Assignment - This exercise calls for duplicating every entry below exactly, without the images.

________________

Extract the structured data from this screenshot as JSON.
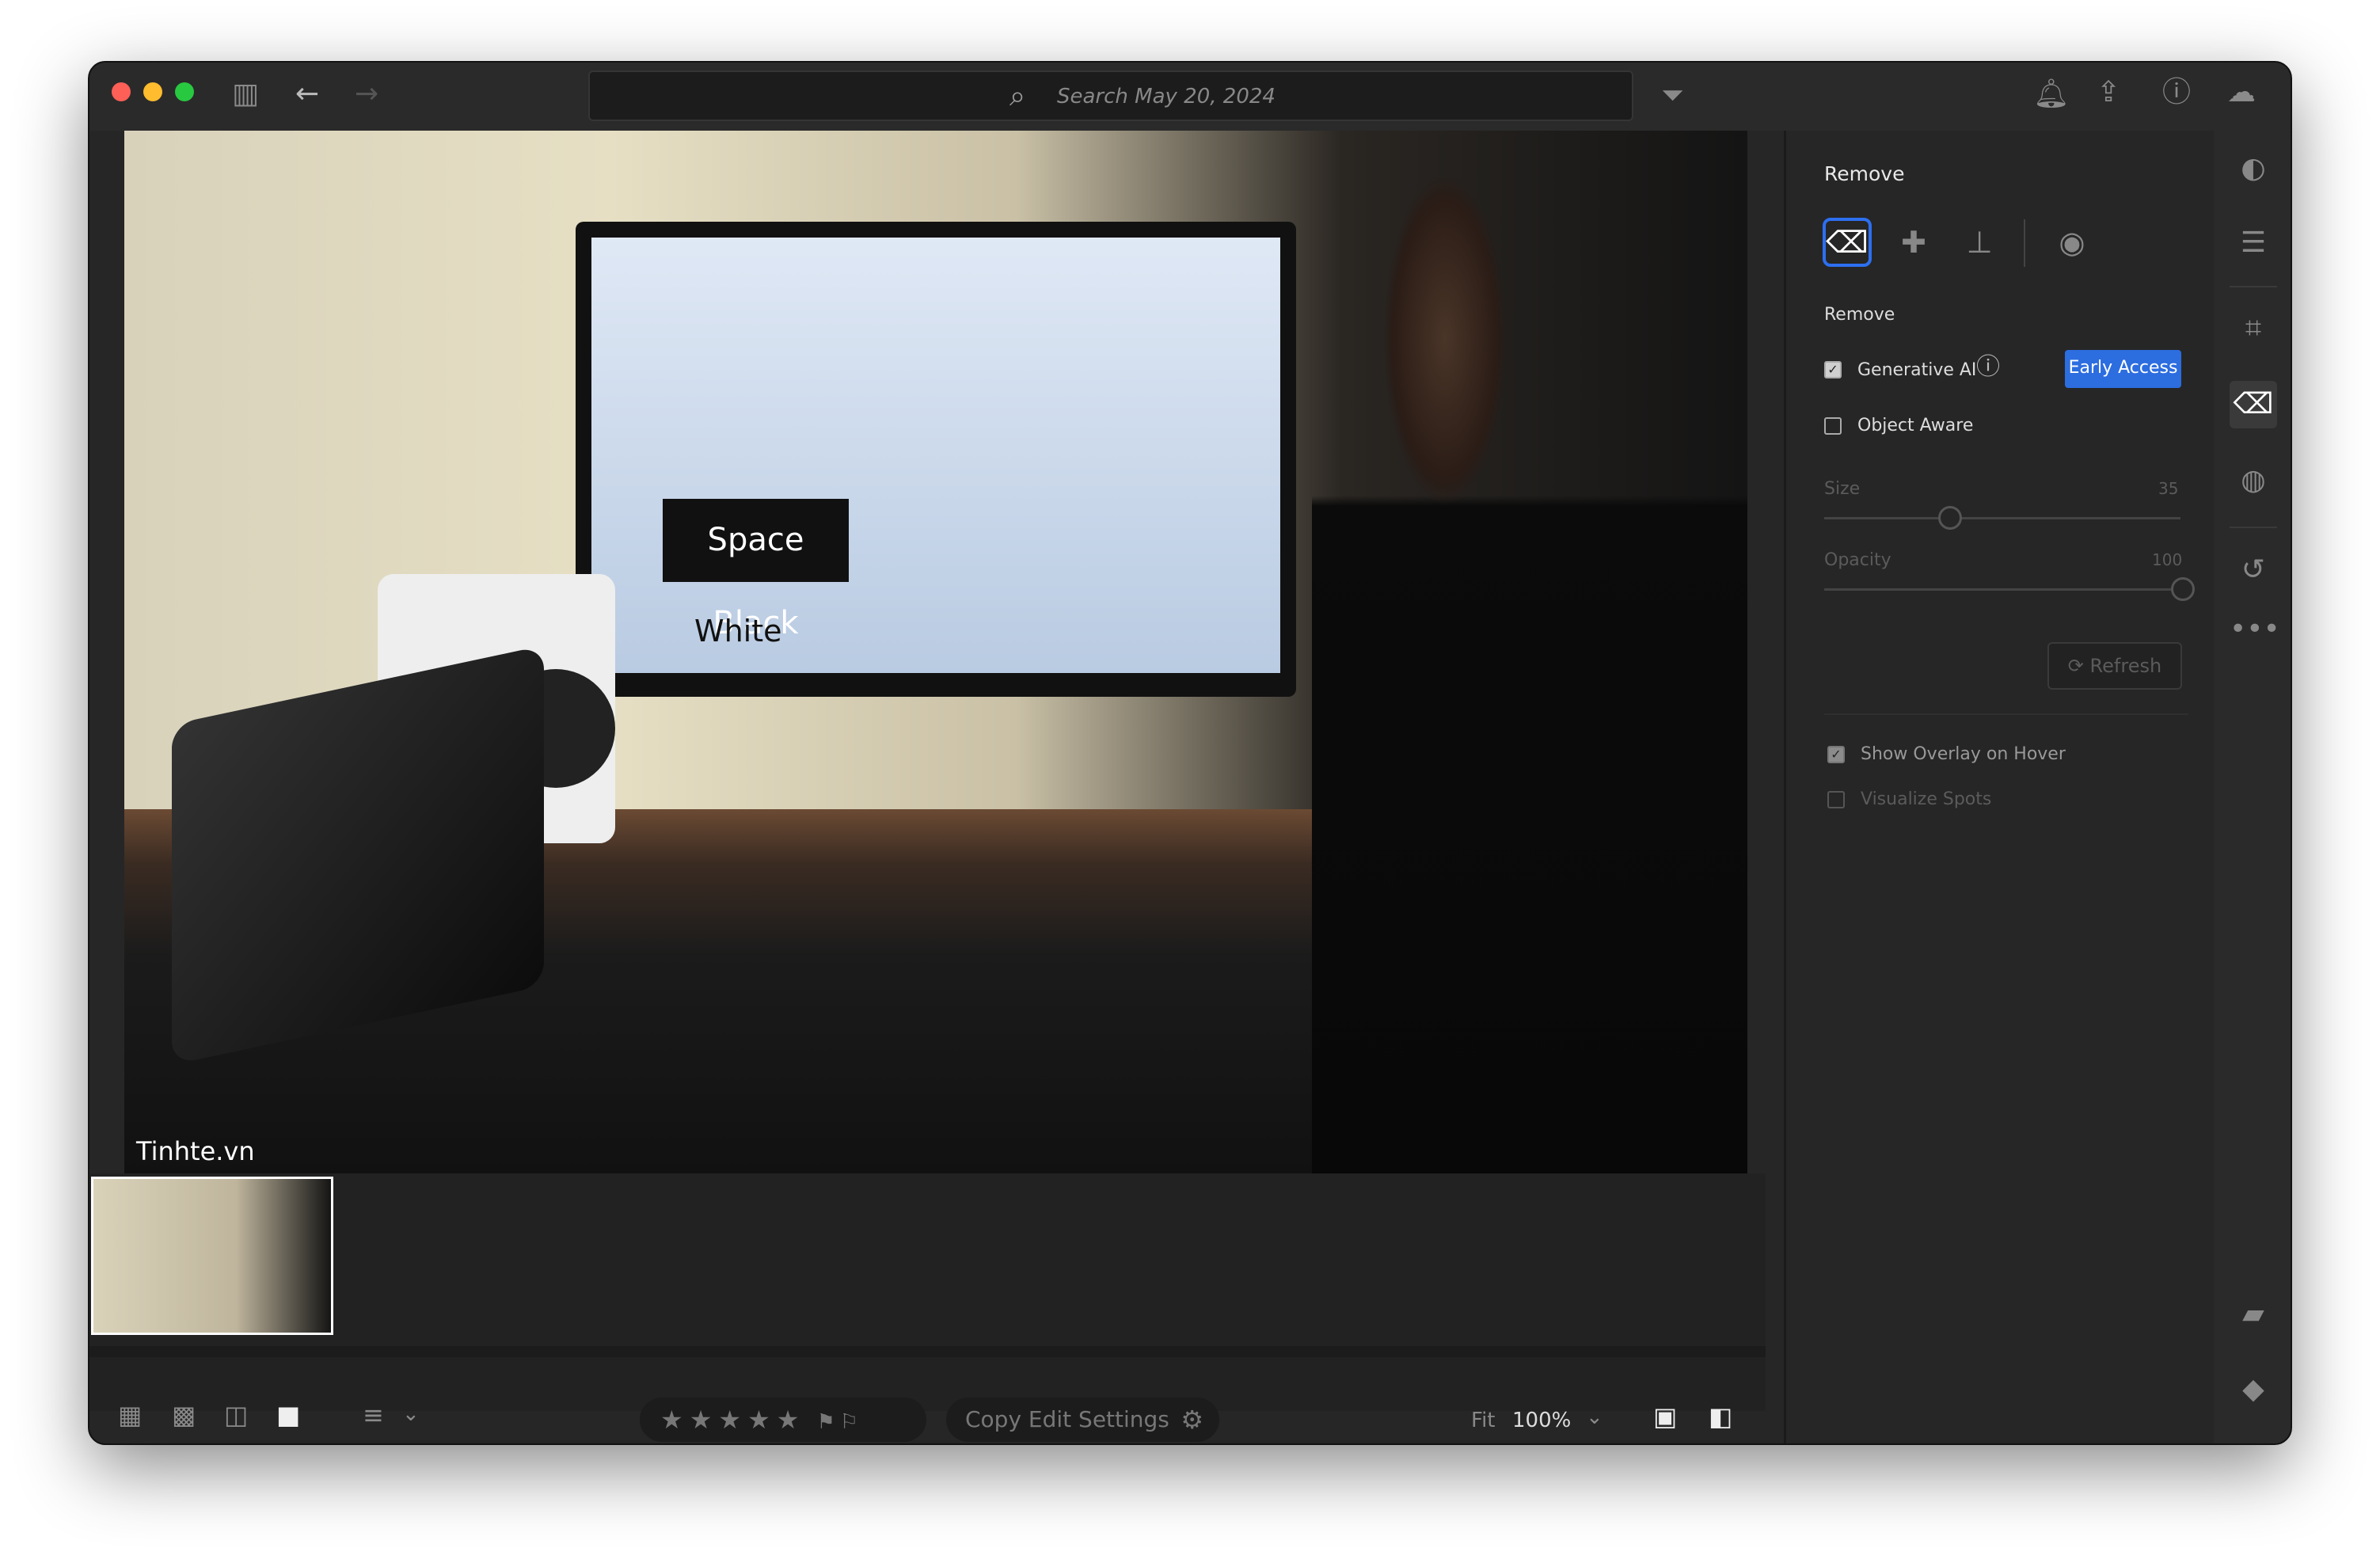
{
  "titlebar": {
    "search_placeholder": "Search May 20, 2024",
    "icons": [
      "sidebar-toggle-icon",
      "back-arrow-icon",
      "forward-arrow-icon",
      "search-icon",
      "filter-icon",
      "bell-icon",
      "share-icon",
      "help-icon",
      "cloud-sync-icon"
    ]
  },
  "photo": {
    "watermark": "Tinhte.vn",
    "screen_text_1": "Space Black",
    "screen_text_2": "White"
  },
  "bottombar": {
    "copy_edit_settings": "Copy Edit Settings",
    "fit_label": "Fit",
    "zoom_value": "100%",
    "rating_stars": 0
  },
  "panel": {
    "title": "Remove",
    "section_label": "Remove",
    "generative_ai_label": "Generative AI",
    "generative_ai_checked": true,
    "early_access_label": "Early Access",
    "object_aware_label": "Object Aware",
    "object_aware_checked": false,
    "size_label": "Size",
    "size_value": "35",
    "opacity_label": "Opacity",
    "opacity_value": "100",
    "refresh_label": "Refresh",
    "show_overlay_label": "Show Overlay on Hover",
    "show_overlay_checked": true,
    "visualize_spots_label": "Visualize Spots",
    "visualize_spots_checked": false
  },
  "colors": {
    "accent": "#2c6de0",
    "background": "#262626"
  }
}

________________

Result for this task -
Extract the structured data from this screenshot as JSON.
{
  "titlebar": {
    "search_placeholder": "Search May 20, 2024",
    "icons": [
      "sidebar-toggle-icon",
      "back-arrow-icon",
      "forward-arrow-icon",
      "search-icon",
      "filter-icon",
      "bell-icon",
      "share-icon",
      "help-icon",
      "cloud-sync-icon"
    ]
  },
  "photo": {
    "watermark": "Tinhte.vn",
    "screen_text_1": "Space Black",
    "screen_text_2": "White"
  },
  "bottombar": {
    "copy_edit_settings": "Copy Edit Settings",
    "fit_label": "Fit",
    "zoom_value": "100%",
    "rating_stars": 0
  },
  "panel": {
    "title": "Remove",
    "section_label": "Remove",
    "generative_ai_label": "Generative AI",
    "generative_ai_checked": true,
    "early_access_label": "Early Access",
    "object_aware_label": "Object Aware",
    "object_aware_checked": false,
    "size_label": "Size",
    "size_value": "35",
    "opacity_label": "Opacity",
    "opacity_value": "100",
    "refresh_label": "Refresh",
    "show_overlay_label": "Show Overlay on Hover",
    "show_overlay_checked": true,
    "visualize_spots_label": "Visualize Spots",
    "visualize_spots_checked": false
  },
  "colors": {
    "accent": "#2c6de0",
    "background": "#262626"
  }
}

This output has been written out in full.